◆ BRIEF:
Please output only the lines that begin at the line with "Parse this screenshot: output" and run through the end of the entries below, exactly as written. Drop all pictures.

SOURCE DATA Block Start

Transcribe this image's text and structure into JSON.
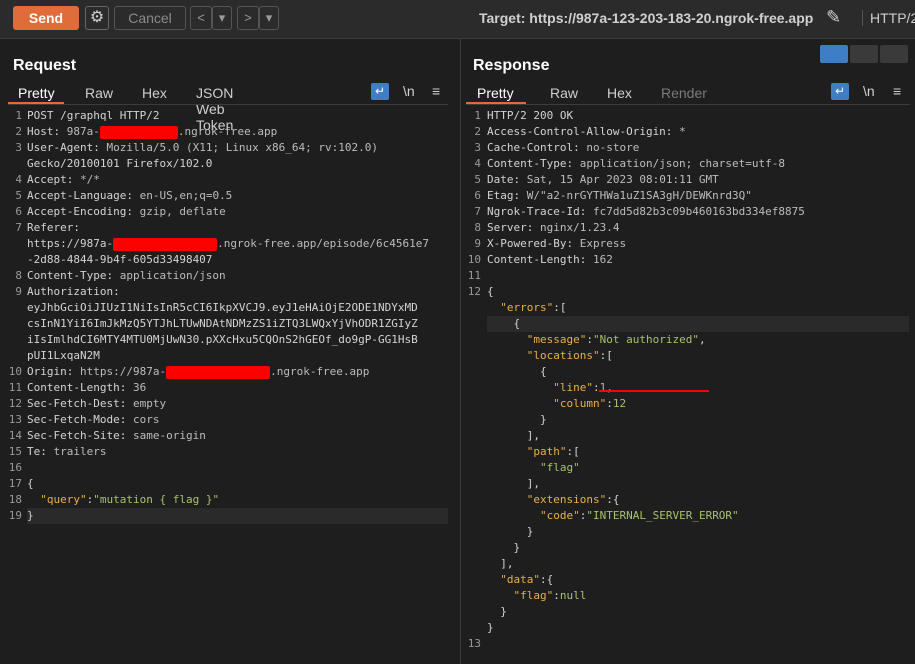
{
  "toolbar": {
    "send_label": "Send",
    "gear_glyph": "⚙",
    "cancel_label": "Cancel",
    "back_glyph": "<",
    "back_drop_glyph": "▾",
    "fwd_glyph": ">",
    "fwd_drop_glyph": "▾",
    "target_text": "Target: https://987a-123-203-183-20.ngrok-free.app",
    "pencil_glyph": "✎",
    "protocol": "HTTP/2"
  },
  "request": {
    "title": "Request",
    "tabs": [
      "Pretty",
      "Raw",
      "Hex",
      "JSON Web Token"
    ],
    "wrap_icon_glyph": "↵",
    "newline_icon": "\\n",
    "menu_glyph": "≡",
    "line_numbers": [
      "1",
      "2",
      "3",
      "",
      "4",
      "5",
      "6",
      "7",
      "",
      "",
      "8",
      "9",
      "",
      "",
      "",
      "",
      "10",
      "11",
      "12",
      "13",
      "14",
      "15",
      "16",
      "17",
      "18",
      "19"
    ],
    "lines": [
      {
        "t": "POST /graphql HTTP/2"
      },
      {
        "k": "Host",
        "v": "987a-",
        "r": 78,
        "v2": ".ngrok-free.app"
      },
      {
        "k": "User-Agent",
        "v": "Mozilla/5.0 (X11; Linux x86_64; rv:102.0)"
      },
      {
        "t": "Gecko/20100101 Firefox/102.0"
      },
      {
        "k": "Accept",
        "v": "*/*"
      },
      {
        "k": "Accept-Language",
        "v": "en-US,en;q=0.5"
      },
      {
        "k": "Accept-Encoding",
        "v": "gzip, deflate"
      },
      {
        "k": "Referer",
        "v": ""
      },
      {
        "t": "https://987a-",
        "r": 104,
        "v2": ".ngrok-free.app/episode/6c4561e7"
      },
      {
        "t": "-2d88-4844-9b4f-605d33498407"
      },
      {
        "k": "Content-Type",
        "v": "application/json"
      },
      {
        "k": "Authorization",
        "v": ""
      },
      {
        "t": "eyJhbGciOiJIUzI1NiIsInR5cCI6IkpXVCJ9.eyJ1eHAiOjE2ODE1NDYxMD"
      },
      {
        "t": "csInN1YiI6ImJkMzQ5YTJhLTUwNDAtNDMzZS1iZTQ3LWQxYjVhODR1ZGIyZ"
      },
      {
        "t": "iIsImlhdCI6MTY4MTU0MjUwN30.pXXcHxu5CQOnS2hGEOf_do9gP-GG1HsB"
      },
      {
        "t": "pUI1LxqaN2M"
      },
      {
        "k": "Origin",
        "v": "https://987a-",
        "r": 104,
        "v2": ".ngrok-free.app"
      },
      {
        "k": "Content-Length",
        "v": "36"
      },
      {
        "k": "Sec-Fetch-Dest",
        "v": "empty"
      },
      {
        "k": "Sec-Fetch-Mode",
        "v": "cors"
      },
      {
        "k": "Sec-Fetch-Site",
        "v": "same-origin"
      },
      {
        "k": "Te",
        "v": "trailers"
      },
      {
        "t": ""
      },
      {
        "t": "{"
      },
      {
        "json": "  \"query\":\"mutation { flag }\""
      },
      {
        "t": "}",
        "hl": true
      }
    ]
  },
  "response": {
    "title": "Response",
    "tabs": [
      "Pretty",
      "Raw",
      "Hex",
      "Render"
    ],
    "wrap_icon_glyph": "↵",
    "newline_icon": "\\n",
    "menu_glyph": "≡",
    "line_numbers": [
      "1",
      "2",
      "3",
      "4",
      "5",
      "6",
      "7",
      "8",
      "9",
      "10",
      "11",
      "12",
      "",
      "",
      "",
      "",
      "",
      "",
      "",
      "",
      "",
      "",
      "",
      "",
      "",
      "",
      "",
      "",
      "",
      "",
      "",
      "",
      "",
      "13"
    ],
    "lines": [
      {
        "t": "HTTP/2 200 OK"
      },
      {
        "k": "Access-Control-Allow-Origin",
        "v": "*"
      },
      {
        "k": "Cache-Control",
        "v": "no-store"
      },
      {
        "k": "Content-Type",
        "v": "application/json; charset=utf-8"
      },
      {
        "k": "Date",
        "v": "Sat, 15 Apr 2023 08:01:11 GMT"
      },
      {
        "k": "Etag",
        "v": "W/\"a2-nrGYTHWa1uZ1SA3gH/DEWKnrd3Q\""
      },
      {
        "k": "Ngrok-Trace-Id",
        "v": "fc7dd5d82b3c09b460163bd334ef8875"
      },
      {
        "k": "Server",
        "v": "nginx/1.23.4"
      },
      {
        "k": "X-Powered-By",
        "v": "Express"
      },
      {
        "k": "Content-Length",
        "v": "162"
      },
      {
        "t": ""
      },
      {
        "t": "{"
      },
      {
        "j": [
          [
            "p",
            "  "
          ],
          [
            "key",
            "\"errors\""
          ],
          [
            "p",
            ":["
          ]
        ]
      },
      {
        "j": [
          [
            "p",
            "    {"
          ]
        ],
        "hl": true
      },
      {
        "j": [
          [
            "p",
            "      "
          ],
          [
            "key",
            "\"message\""
          ],
          [
            "p",
            ":"
          ],
          [
            "str",
            "\"Not authorized\""
          ],
          [
            "p",
            ","
          ]
        ]
      },
      {
        "j": [
          [
            "p",
            "      "
          ],
          [
            "key",
            "\"locations\""
          ],
          [
            "p",
            ":["
          ]
        ]
      },
      {
        "j": [
          [
            "p",
            "        {"
          ]
        ]
      },
      {
        "j": [
          [
            "p",
            "          "
          ],
          [
            "key",
            "\"line\""
          ],
          [
            "p",
            ":"
          ],
          [
            "num",
            "1"
          ],
          [
            "p",
            ","
          ]
        ]
      },
      {
        "j": [
          [
            "p",
            "          "
          ],
          [
            "key",
            "\"column\""
          ],
          [
            "p",
            ":"
          ],
          [
            "num",
            "12"
          ]
        ]
      },
      {
        "j": [
          [
            "p",
            "        }"
          ]
        ]
      },
      {
        "j": [
          [
            "p",
            "      ],"
          ]
        ]
      },
      {
        "j": [
          [
            "p",
            "      "
          ],
          [
            "key",
            "\"path\""
          ],
          [
            "p",
            ":["
          ]
        ]
      },
      {
        "j": [
          [
            "p",
            "        "
          ],
          [
            "str",
            "\"flag\""
          ]
        ]
      },
      {
        "j": [
          [
            "p",
            "      ],"
          ]
        ]
      },
      {
        "j": [
          [
            "p",
            "      "
          ],
          [
            "key",
            "\"extensions\""
          ],
          [
            "p",
            ":{"
          ]
        ]
      },
      {
        "j": [
          [
            "p",
            "        "
          ],
          [
            "key",
            "\"code\""
          ],
          [
            "p",
            ":"
          ],
          [
            "str",
            "\"INTERNAL_SERVER_ERROR\""
          ]
        ]
      },
      {
        "j": [
          [
            "p",
            "      }"
          ]
        ]
      },
      {
        "j": [
          [
            "p",
            "    }"
          ]
        ]
      },
      {
        "j": [
          [
            "p",
            "  ],"
          ]
        ]
      },
      {
        "j": [
          [
            "p",
            "  "
          ],
          [
            "key",
            "\"data\""
          ],
          [
            "p",
            ":{"
          ]
        ]
      },
      {
        "j": [
          [
            "p",
            "    "
          ],
          [
            "key",
            "\"flag\""
          ],
          [
            "p",
            ":"
          ],
          [
            "num",
            "null"
          ]
        ]
      },
      {
        "j": [
          [
            "p",
            "  }"
          ]
        ]
      },
      {
        "j": [
          [
            "p",
            "}"
          ]
        ]
      },
      {
        "t": ""
      }
    ]
  },
  "colors": {
    "accent": "#e06c3c",
    "key": "#e8b14a",
    "string": "#a6c36b",
    "redaction": "#ff0000"
  }
}
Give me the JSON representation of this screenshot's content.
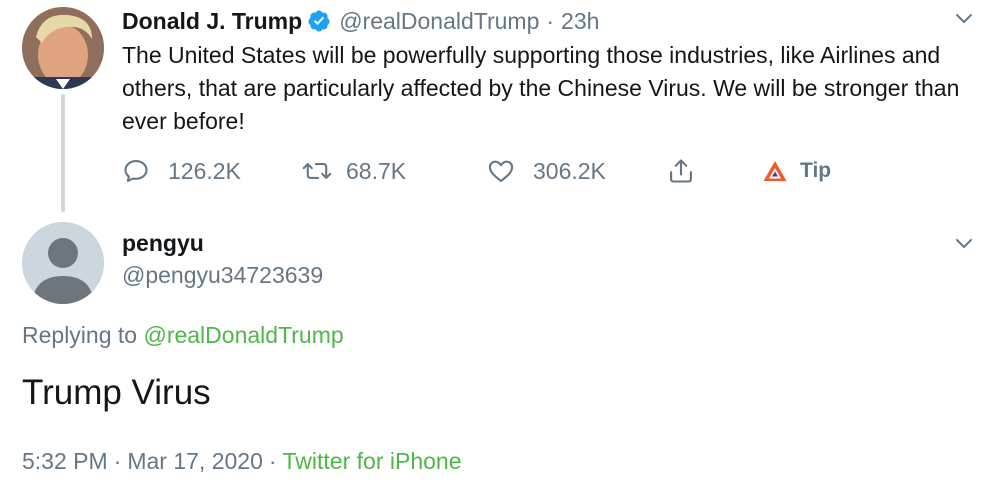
{
  "parent_tweet": {
    "display_name": "Donald J. Trump",
    "handle": "@realDonaldTrump",
    "separator": "·",
    "time": "23h",
    "text": "The United States will be powerfully supporting those industries, like Airlines and others, that are particularly affected by the Chinese Virus. We will be stronger than ever before!",
    "actions": {
      "replies": "126.2K",
      "retweets": "68.7K",
      "likes": "306.2K",
      "tip_label": "Tip"
    },
    "icons": [
      "verified-badge-icon",
      "chevron-down-icon",
      "reply-icon",
      "retweet-icon",
      "like-icon",
      "share-icon",
      "brave-tip-icon"
    ],
    "verified_color": "#1da1f2"
  },
  "reply_tweet": {
    "display_name": "pengyu",
    "handle": "@pengyu34723639",
    "replying_to_label": "Replying to",
    "replying_to_handle": "@realDonaldTrump",
    "text": "Trump Virus",
    "time": "5:32 PM",
    "separator": "·",
    "date": "Mar 17, 2020",
    "source": "Twitter for iPhone"
  },
  "colors": {
    "primary_text": "#14171a",
    "secondary_text": "#657786",
    "link_green": "#4fb648",
    "thread_line": "#ccd6dd",
    "brave_orange": "#f15a2b"
  }
}
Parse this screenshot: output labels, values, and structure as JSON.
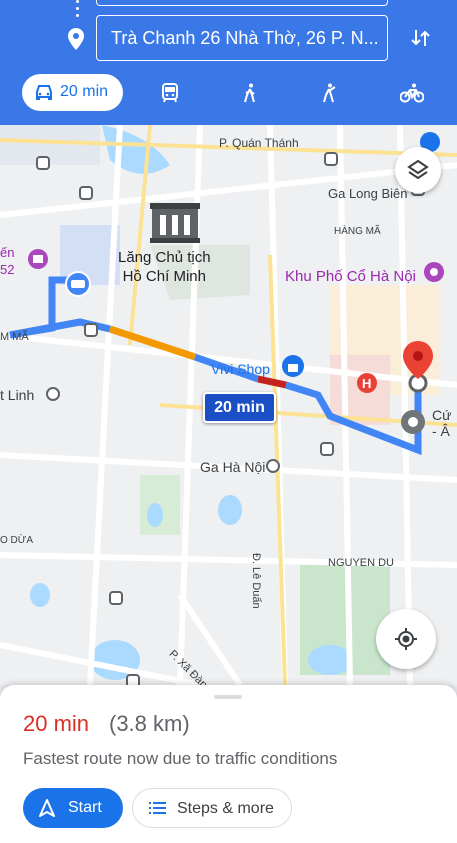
{
  "header": {
    "destination": "Trà Chanh 26 Nhà Thờ, 26 P. N...",
    "swap_icon": "swap-vertical-icon"
  },
  "modes": {
    "driving_label": "20 min",
    "items": [
      "car-icon",
      "transit-icon",
      "walk-icon",
      "rideshare-icon",
      "bicycle-icon"
    ]
  },
  "map": {
    "labels": {
      "quan_thanh": "P. Quán Thánh",
      "long_bien": "Ga Long Biên",
      "hang_ma": "HÀNG MÃ",
      "mausoleum": "Lăng Chủ tịch\nHồ Chí Minh",
      "old_quarter": "Khu Phố Cổ Hà Nội",
      "vivi": "Vivi Shop",
      "ga_hanoi": "Ga Hà Nội",
      "le_duan": "Đ. Lê Duẩn",
      "nguyen_du": "NGUYEN DU",
      "xa_dan": "P. Xã Đàn",
      "lang_partial": "ến",
      "num_partial": "52",
      "ma_partial": "M MÃ",
      "linh_partial": "t Linh",
      "o_dua_partial": "O DỪA",
      "cu_partial": "Cứ",
      "a_partial": "- Â"
    },
    "route_time_badge": "20 min"
  },
  "sheet": {
    "eta": "20 min",
    "distance": "(3.8 km)",
    "description": "Fastest route now due to traffic conditions",
    "start_label": "Start",
    "steps_label": "Steps & more"
  }
}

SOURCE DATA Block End

◆ ANSWER FOR THIS EXERCISE:
Parse this screenshot: output labels, values, and structure as JSON.
{
  "header": {
    "destination": "Trà Chanh 26 Nhà Thờ, 26 P. N...",
    "swap_icon": "swap-vertical-icon"
  },
  "modes": {
    "driving_label": "20 min",
    "items": [
      "car-icon",
      "transit-icon",
      "walk-icon",
      "rideshare-icon",
      "bicycle-icon"
    ]
  },
  "map": {
    "labels": {
      "quan_thanh": "P. Quán Thánh",
      "long_bien": "Ga Long Biên",
      "hang_ma": "HÀNG MÃ",
      "mausoleum": "Lăng Chủ tịch\nHồ Chí Minh",
      "old_quarter": "Khu Phố Cổ Hà Nội",
      "vivi": "Vivi Shop",
      "ga_hanoi": "Ga Hà Nội",
      "le_duan": "Đ. Lê Duẩn",
      "nguyen_du": "NGUYEN DU",
      "xa_dan": "P. Xã Đàn",
      "lang_partial": "ến",
      "num_partial": "52",
      "ma_partial": "M MÃ",
      "linh_partial": "t Linh",
      "o_dua_partial": "O DỪA",
      "cu_partial": "Cứ",
      "a_partial": "- Â"
    },
    "route_time_badge": "20 min"
  },
  "sheet": {
    "eta": "20 min",
    "distance": "(3.8 km)",
    "description": "Fastest route now due to traffic conditions",
    "start_label": "Start",
    "steps_label": "Steps & more"
  }
}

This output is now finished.